Let’s escalate the scenarios (as if the last example wasn’t enough). Do you know someone or have you experienced firsthand, termination that was unjust because a superior simply didn’t like you and was stockpiling information that could eventually be used against you in an effort to push you out the door?
All of this is ABUSE and if any of it sounds shocking or unbelievable to you, it is because you are in the small percentage of people who have not yet experienced it in the workplace; but believe me – your peers have! Every scenario I’ve listed off, in my various incarnations as an employee, I’ve seen done to someone I’ve worked with! Even the chase!
I’ll tell you a story. I know a woman, we’ll call her Molly, not her real name, but you understand. Well, this dear soul had the misfortune of being physically harassed by her manager; he got uncomfortably close and stuck his hand in her face! Now at this point, I want to interject, that using one’s body to intimidate another individual, especially in this context, is certainly abuse.
Molly was committed to holding her manager accountable and preserving her dignity, knowing that she had been wronged. Already, in this attitude, Molly had gone further than most others. The truth is: most people are so afraid of losing their jobs that they do nothing! There is a price for doing nothing. Studies show that victims of workplace abuse develop symptoms of PTSD (post-traumatic stress disorder).
Molly went to the superior of the offending manager. The result was unfortunate and disappointingly common; the abuser was protected and the victim was vilified. I’m asking you, when is it ever okay for a manager to put his or her hand in the face, inches from the nose, of an employee while towering over and leaning in close to that employee?
So I have another question for you; in light of the fact that we have fought so hard for freedoms, rights, and equalities of all kinds, why does this still happen? When it does, why is it often dealt with the way Molly’s situation was dealt with?
I confess. I don’t have the answers. Molly worked in an unionized environment. Molly’s management team abused her. When attempting to deal with the matter, Molly was abused by management and through her union’s incompetence and disinterest in the matter, Molly was further abused. I want to point out that unionized employees have unions and pay union dues for workplace protection.

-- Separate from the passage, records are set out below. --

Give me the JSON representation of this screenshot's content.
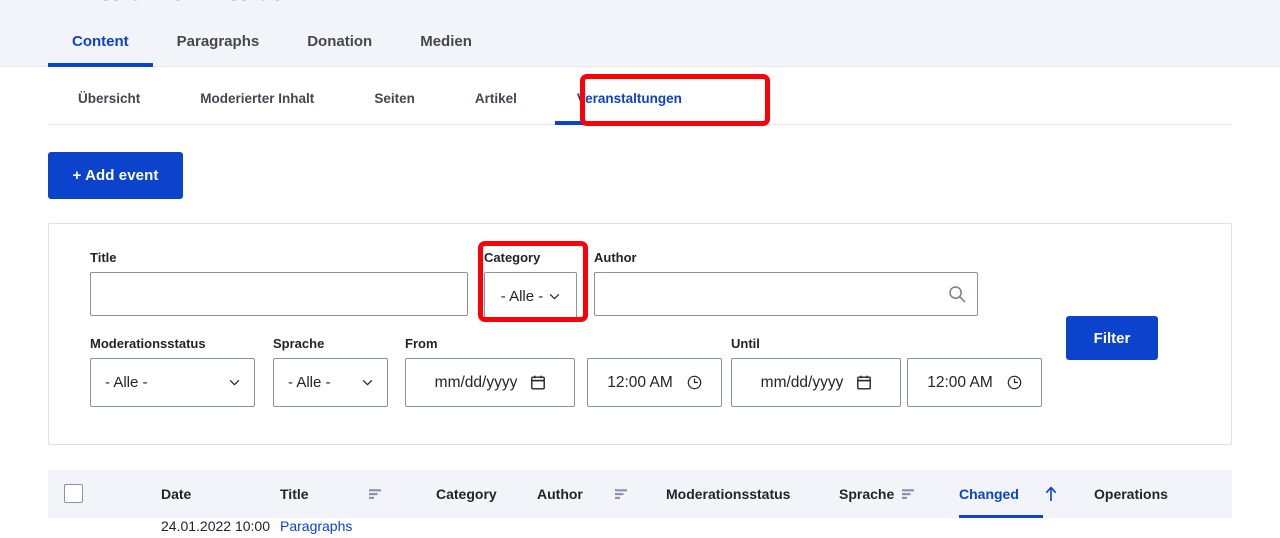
{
  "page": {
    "cut_off_title": "Inhalt verwalten"
  },
  "primary_tabs": [
    {
      "label": "Content",
      "active": true
    },
    {
      "label": "Paragraphs",
      "active": false
    },
    {
      "label": "Donation",
      "active": false
    },
    {
      "label": "Medien",
      "active": false
    }
  ],
  "secondary_tabs": [
    {
      "label": "Übersicht",
      "active": false
    },
    {
      "label": "Moderierter Inhalt",
      "active": false
    },
    {
      "label": "Seiten",
      "active": false
    },
    {
      "label": "Artikel",
      "active": false
    },
    {
      "label": "Veranstaltungen",
      "active": true
    }
  ],
  "actions": {
    "add_event_label": "+ Add event"
  },
  "filters": {
    "title": {
      "label": "Title",
      "value": "",
      "placeholder": ""
    },
    "category": {
      "label": "Category",
      "value": "- Alle -"
    },
    "author": {
      "label": "Author",
      "value": "",
      "placeholder": "",
      "icon": "search-icon"
    },
    "moderationsstatus": {
      "label": "Moderationsstatus",
      "value": "- Alle -"
    },
    "sprache": {
      "label": "Sprache",
      "value": "- Alle -"
    },
    "from": {
      "label": "From",
      "date_value": "mm/dd/yyyy",
      "time_value": "12:00 AM",
      "date_icon": "calendar-icon",
      "time_icon": "clock-icon"
    },
    "until": {
      "label": "Until",
      "date_value": "mm/dd/yyyy",
      "time_value": "12:00 AM",
      "date_icon": "calendar-icon",
      "time_icon": "clock-icon"
    },
    "submit_label": "Filter"
  },
  "table": {
    "columns": [
      {
        "label": "Date",
        "sortable": false,
        "sorted": false
      },
      {
        "label": "Title",
        "sortable": true,
        "sorted": false
      },
      {
        "label": "Category",
        "sortable": false,
        "sorted": false
      },
      {
        "label": "Author",
        "sortable": true,
        "sorted": false
      },
      {
        "label": "Moderationsstatus",
        "sortable": false,
        "sorted": false
      },
      {
        "label": "Sprache",
        "sortable": true,
        "sorted": false
      },
      {
        "label": "Changed",
        "sortable": true,
        "sorted": true,
        "sort_direction": "asc"
      },
      {
        "label": "Operations",
        "sortable": false,
        "sorted": false
      }
    ],
    "rows": [
      {
        "date": "24.01.2022 10:00",
        "title": "Paragraphs"
      }
    ]
  },
  "annotations": [
    {
      "target": "secondary-tab-veranstaltungen",
      "color": "#fb0007"
    },
    {
      "target": "filter-category",
      "color": "#fb0007"
    }
  ],
  "colors": {
    "accent": "#0b43cc",
    "annotation": "#fb0007",
    "header_bg": "#f3f4f9",
    "text": "#232429"
  }
}
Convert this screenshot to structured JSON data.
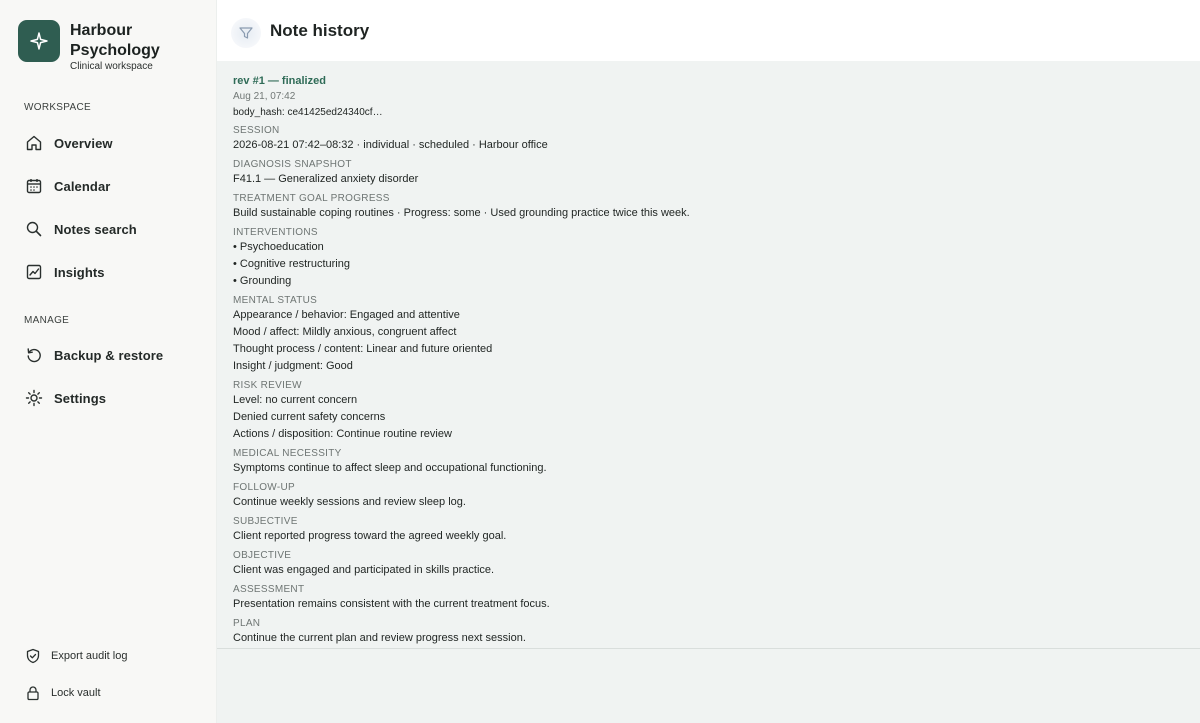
{
  "brand": {
    "name": "Harbour Psychology",
    "subtitle": "Clinical workspace",
    "accent": "#2f5d51"
  },
  "sidebar": {
    "workspace_label": "WORKSPACE",
    "workspace_items": [
      {
        "label": "Overview",
        "icon": "home-icon"
      },
      {
        "label": "Calendar",
        "icon": "calendar-icon"
      },
      {
        "label": "Notes search",
        "icon": "search-icon"
      },
      {
        "label": "Insights",
        "icon": "chart-icon"
      }
    ],
    "manage_label": "MANAGE",
    "manage_items": [
      {
        "label": "Backup & restore",
        "icon": "restore-icon"
      },
      {
        "label": "Settings",
        "icon": "gear-icon"
      }
    ],
    "footer_items": [
      {
        "label": "Export audit log",
        "icon": "shield-icon"
      },
      {
        "label": "Lock vault",
        "icon": "lock-icon"
      }
    ]
  },
  "header": {
    "title": "Note history",
    "icon": "filter-icon"
  },
  "note": {
    "rev_title": "rev #1 — finalized",
    "date": "Aug 21, 07:42",
    "hash": "body_hash: ce41425ed24340cf…",
    "sections": [
      {
        "label": "SESSION",
        "lines": [
          "2026-08-21 07:42–08:32 · individual · scheduled · Harbour office"
        ]
      },
      {
        "label": "DIAGNOSIS SNAPSHOT",
        "lines": [
          "F41.1 — Generalized anxiety disorder"
        ]
      },
      {
        "label": "TREATMENT GOAL PROGRESS",
        "lines": [
          "Build sustainable coping routines · Progress: some · Used grounding practice twice this week."
        ]
      },
      {
        "label": "INTERVENTIONS",
        "bullets": true,
        "lines": [
          "Psychoeducation",
          "Cognitive restructuring",
          "Grounding"
        ]
      },
      {
        "label": "MENTAL STATUS",
        "lines": [
          "Appearance / behavior: Engaged and attentive",
          "Mood / affect: Mildly anxious, congruent affect",
          "Thought process / content: Linear and future oriented",
          "Insight / judgment: Good"
        ]
      },
      {
        "label": "RISK REVIEW",
        "lines": [
          "Level: no current concern",
          "Denied current safety concerns",
          "Actions / disposition: Continue routine review"
        ]
      },
      {
        "label": "MEDICAL NECESSITY",
        "lines": [
          "Symptoms continue to affect sleep and occupational functioning."
        ]
      },
      {
        "label": "FOLLOW-UP",
        "lines": [
          "Continue weekly sessions and review sleep log."
        ]
      },
      {
        "label": "SUBJECTIVE",
        "lines": [
          "Client reported progress toward the agreed weekly goal."
        ]
      },
      {
        "label": "OBJECTIVE",
        "lines": [
          "Client was engaged and participated in skills practice."
        ]
      },
      {
        "label": "ASSESSMENT",
        "lines": [
          "Presentation remains consistent with the current treatment focus."
        ]
      },
      {
        "label": "PLAN",
        "lines": [
          "Continue the current plan and review progress next session."
        ]
      }
    ]
  }
}
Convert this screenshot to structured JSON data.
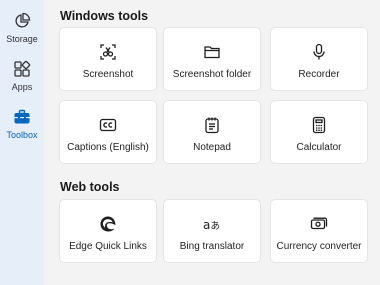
{
  "sidebar": {
    "items": [
      {
        "label": "Storage",
        "icon": "pie-chart-icon",
        "active": false
      },
      {
        "label": "Apps",
        "icon": "apps-grid-icon",
        "active": false
      },
      {
        "label": "Toolbox",
        "icon": "toolbox-icon",
        "active": true
      }
    ]
  },
  "windows_tools": {
    "title": "Windows tools",
    "tiles": [
      {
        "label": "Screenshot",
        "icon": "screenshot-icon"
      },
      {
        "label": "Screenshot folder",
        "icon": "folder-icon"
      },
      {
        "label": "Recorder",
        "icon": "microphone-icon"
      },
      {
        "label": "Captions (English)",
        "icon": "captions-icon"
      },
      {
        "label": "Notepad",
        "icon": "notepad-icon"
      },
      {
        "label": "Calculator",
        "icon": "calculator-icon"
      }
    ]
  },
  "web_tools": {
    "title": "Web tools",
    "tiles": [
      {
        "label": "Edge Quick Links",
        "icon": "edge-logo-icon"
      },
      {
        "label": "Bing translator",
        "icon": "translator-icon"
      },
      {
        "label": "Currency converter",
        "icon": "currency-icon"
      }
    ]
  },
  "colors": {
    "accent": "#0067c0",
    "sidebar_bg": "#e6eef9",
    "main_bg": "#f3f3f3",
    "tile_bg": "#ffffff"
  }
}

I was heartbroken for my friend. I and others told her “Get a lawyer”. Having many lifelong friends and family members in the legal profession myself, I asked her, “Would you like to borrow one of mine?” She wasn’t so sure, though. At that point, she still had some faith in the process and in her union. Often in union workplaces, one cannot seek legal advice right away. If you do, your union will not represent you.
Progress report on Molly: she has learned her lesson.
Sometimes a simple and effective letter from a lawyer is enough to scare these low rent bullies in the “C” office, into correcting their approach. One word: SCANDAL – your boss hates that word more than you do!
Again, I don’t have all the answers, but dear reader, I know this: you’re important, your humanity has value, and no one has the right to require these things as payment from you for your livelihood!
*This article has Molly’s endorsement!
Anastasia Anthony Zervos is a real estate agent at One Percent Realty, who lives and works in Vancouver, British Columbia, with her husband. She has studied Journalism and Mass Communication as well as Theology. Anastasia is a dual citizen of Canada and her native country, The Commonwealth of the Bahamas, in the Caribbean.